## The task
Search the records for the string "name" and report how many lines contain it, with nothing else.

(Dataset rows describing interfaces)
☆ ☆ ☆ ☆ ☆

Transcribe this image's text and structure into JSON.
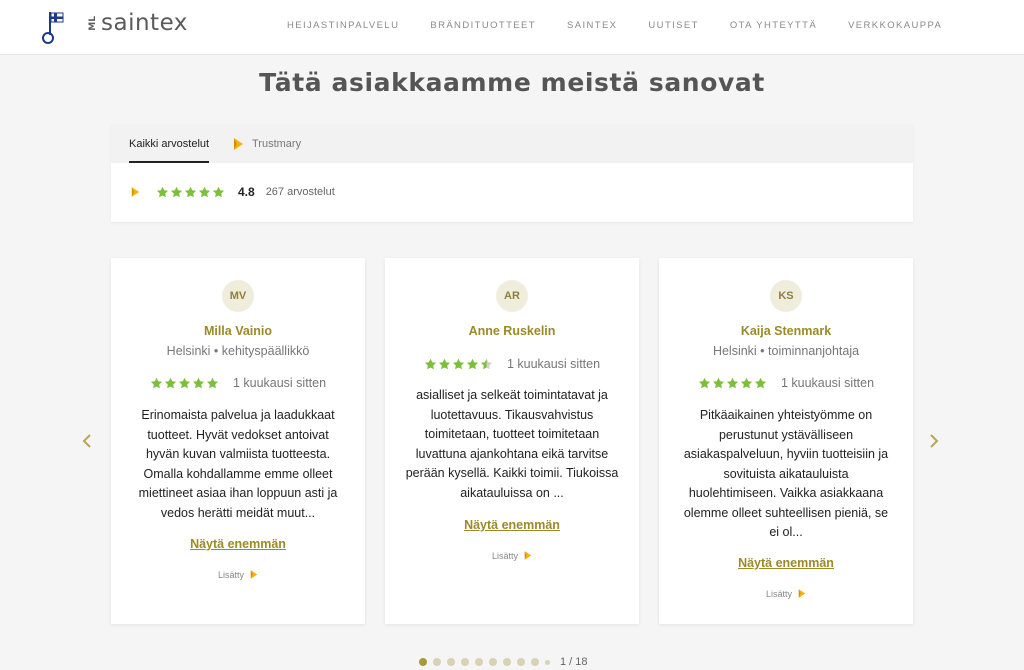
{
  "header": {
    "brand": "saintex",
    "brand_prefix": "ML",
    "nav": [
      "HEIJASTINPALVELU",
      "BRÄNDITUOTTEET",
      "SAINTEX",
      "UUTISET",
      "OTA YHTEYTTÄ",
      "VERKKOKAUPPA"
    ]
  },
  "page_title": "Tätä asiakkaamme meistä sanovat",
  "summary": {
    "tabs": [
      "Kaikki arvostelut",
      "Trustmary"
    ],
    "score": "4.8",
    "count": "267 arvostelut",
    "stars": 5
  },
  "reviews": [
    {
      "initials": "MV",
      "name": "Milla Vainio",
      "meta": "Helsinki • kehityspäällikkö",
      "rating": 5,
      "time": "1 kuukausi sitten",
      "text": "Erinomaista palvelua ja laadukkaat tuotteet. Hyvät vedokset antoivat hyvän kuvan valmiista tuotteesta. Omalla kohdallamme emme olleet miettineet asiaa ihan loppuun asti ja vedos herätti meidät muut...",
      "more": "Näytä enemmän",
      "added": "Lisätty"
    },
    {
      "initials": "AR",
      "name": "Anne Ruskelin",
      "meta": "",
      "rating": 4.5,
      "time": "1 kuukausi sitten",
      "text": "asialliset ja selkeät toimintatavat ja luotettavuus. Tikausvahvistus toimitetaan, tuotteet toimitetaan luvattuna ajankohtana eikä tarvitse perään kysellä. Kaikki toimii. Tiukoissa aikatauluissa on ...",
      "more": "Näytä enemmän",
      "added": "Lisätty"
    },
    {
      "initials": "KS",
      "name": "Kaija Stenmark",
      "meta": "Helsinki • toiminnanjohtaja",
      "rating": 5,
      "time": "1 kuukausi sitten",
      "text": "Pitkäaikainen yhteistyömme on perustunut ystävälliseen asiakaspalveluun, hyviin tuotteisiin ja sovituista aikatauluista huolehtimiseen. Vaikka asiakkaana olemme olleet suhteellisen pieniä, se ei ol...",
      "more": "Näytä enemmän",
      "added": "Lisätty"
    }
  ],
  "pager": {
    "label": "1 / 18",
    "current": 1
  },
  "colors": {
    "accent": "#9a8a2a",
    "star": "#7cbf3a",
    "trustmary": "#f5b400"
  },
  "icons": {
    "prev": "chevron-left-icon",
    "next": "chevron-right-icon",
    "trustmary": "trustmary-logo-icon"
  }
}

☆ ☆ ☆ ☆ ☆

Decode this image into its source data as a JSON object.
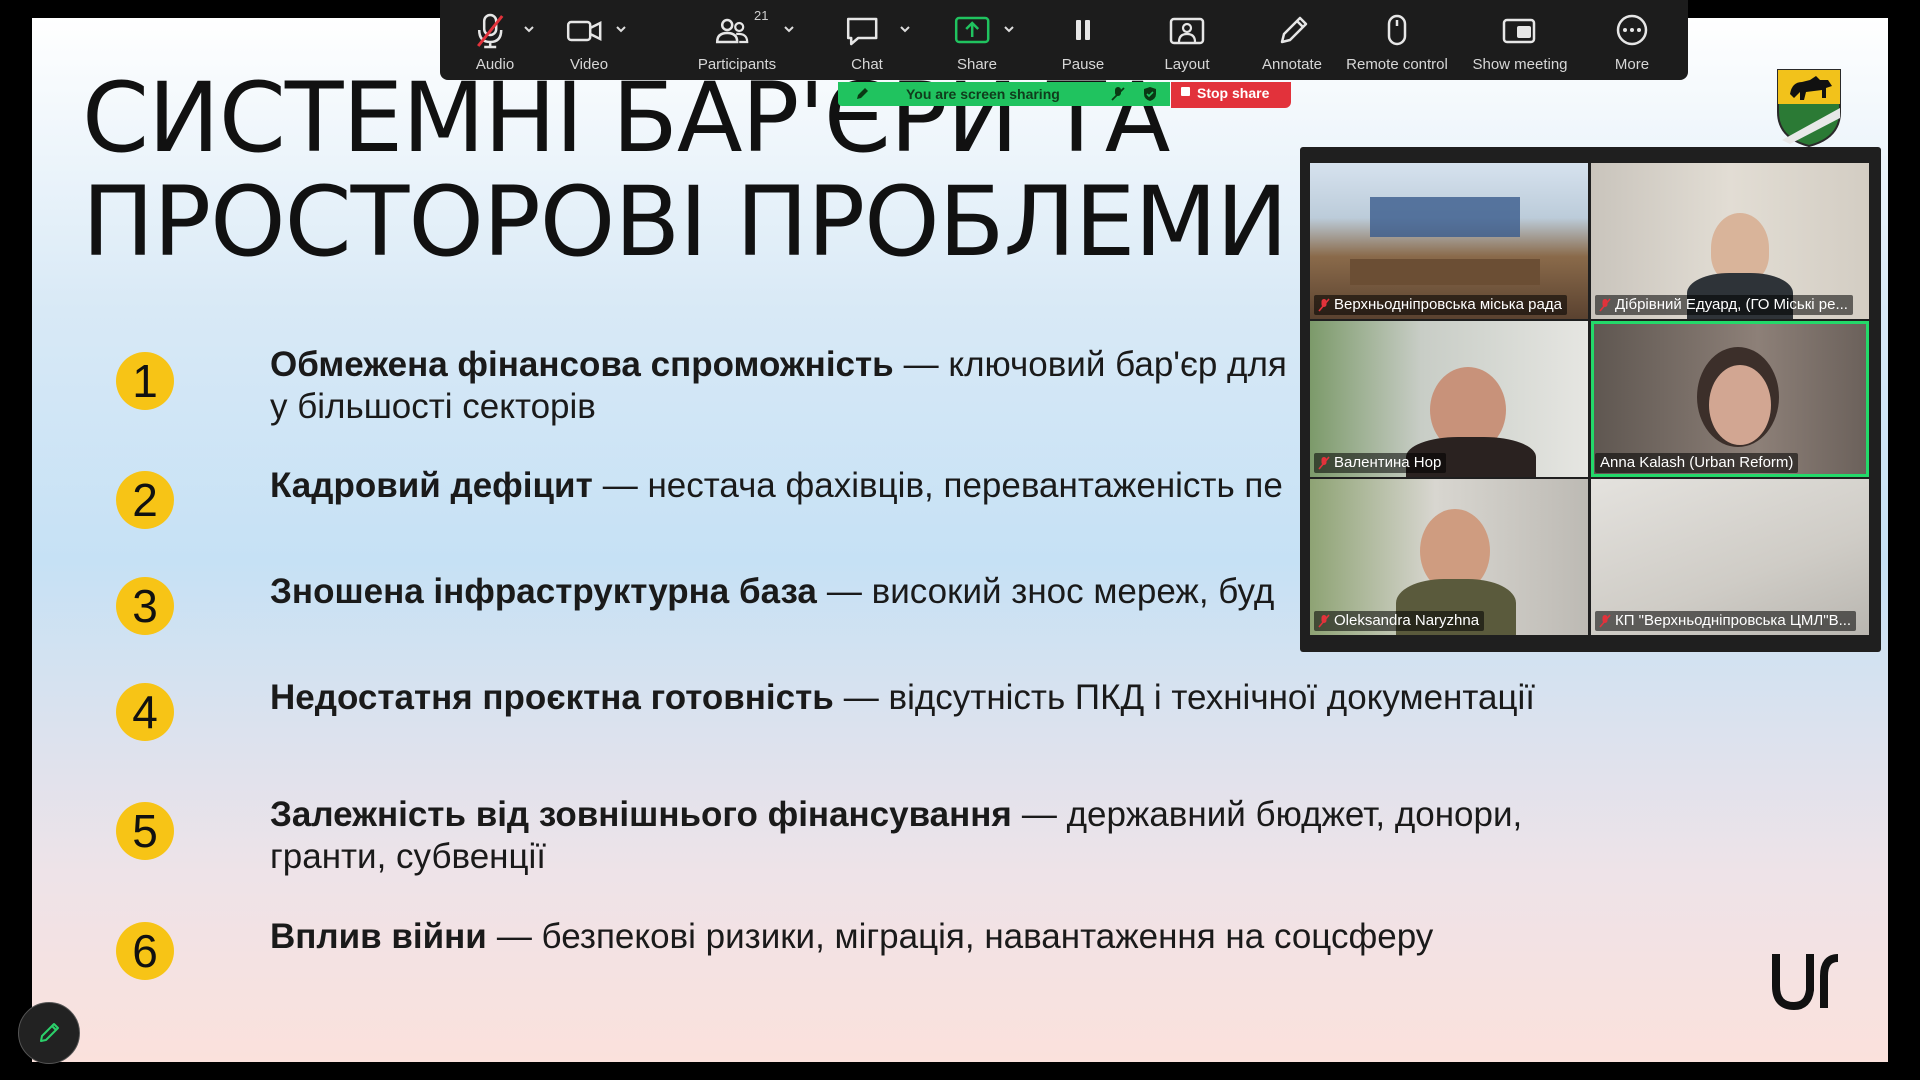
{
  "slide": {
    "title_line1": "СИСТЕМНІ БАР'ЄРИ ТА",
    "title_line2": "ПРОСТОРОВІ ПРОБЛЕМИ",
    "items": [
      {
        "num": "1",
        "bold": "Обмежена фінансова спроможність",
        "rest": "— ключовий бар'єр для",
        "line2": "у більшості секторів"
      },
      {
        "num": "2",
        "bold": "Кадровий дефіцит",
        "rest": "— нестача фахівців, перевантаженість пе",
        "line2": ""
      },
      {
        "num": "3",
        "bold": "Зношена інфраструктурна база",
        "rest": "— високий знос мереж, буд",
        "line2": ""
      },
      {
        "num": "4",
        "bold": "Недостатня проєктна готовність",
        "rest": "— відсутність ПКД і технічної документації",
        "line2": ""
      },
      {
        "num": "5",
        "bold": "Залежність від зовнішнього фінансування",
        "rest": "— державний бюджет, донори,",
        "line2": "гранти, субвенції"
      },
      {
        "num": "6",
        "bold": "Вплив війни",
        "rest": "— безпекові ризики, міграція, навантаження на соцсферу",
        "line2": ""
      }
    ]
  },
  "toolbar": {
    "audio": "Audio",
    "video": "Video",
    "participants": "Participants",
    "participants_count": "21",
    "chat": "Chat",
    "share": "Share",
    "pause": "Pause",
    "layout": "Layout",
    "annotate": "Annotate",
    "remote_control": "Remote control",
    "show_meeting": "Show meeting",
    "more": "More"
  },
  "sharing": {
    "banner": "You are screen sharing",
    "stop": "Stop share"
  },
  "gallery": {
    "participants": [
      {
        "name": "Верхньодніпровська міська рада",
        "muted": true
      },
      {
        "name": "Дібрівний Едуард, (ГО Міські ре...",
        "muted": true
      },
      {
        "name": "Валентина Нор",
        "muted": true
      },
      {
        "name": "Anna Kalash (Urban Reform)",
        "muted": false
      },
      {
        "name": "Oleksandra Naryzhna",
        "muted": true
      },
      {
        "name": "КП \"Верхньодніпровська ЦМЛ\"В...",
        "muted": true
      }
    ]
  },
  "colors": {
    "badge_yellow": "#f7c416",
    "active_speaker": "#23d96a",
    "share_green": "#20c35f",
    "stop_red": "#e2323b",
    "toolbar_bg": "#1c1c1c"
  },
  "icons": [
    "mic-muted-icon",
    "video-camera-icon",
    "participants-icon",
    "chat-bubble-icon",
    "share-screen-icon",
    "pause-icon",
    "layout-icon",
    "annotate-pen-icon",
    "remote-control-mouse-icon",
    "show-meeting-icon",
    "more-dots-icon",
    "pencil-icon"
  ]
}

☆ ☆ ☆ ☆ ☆

## Result of the exercise
9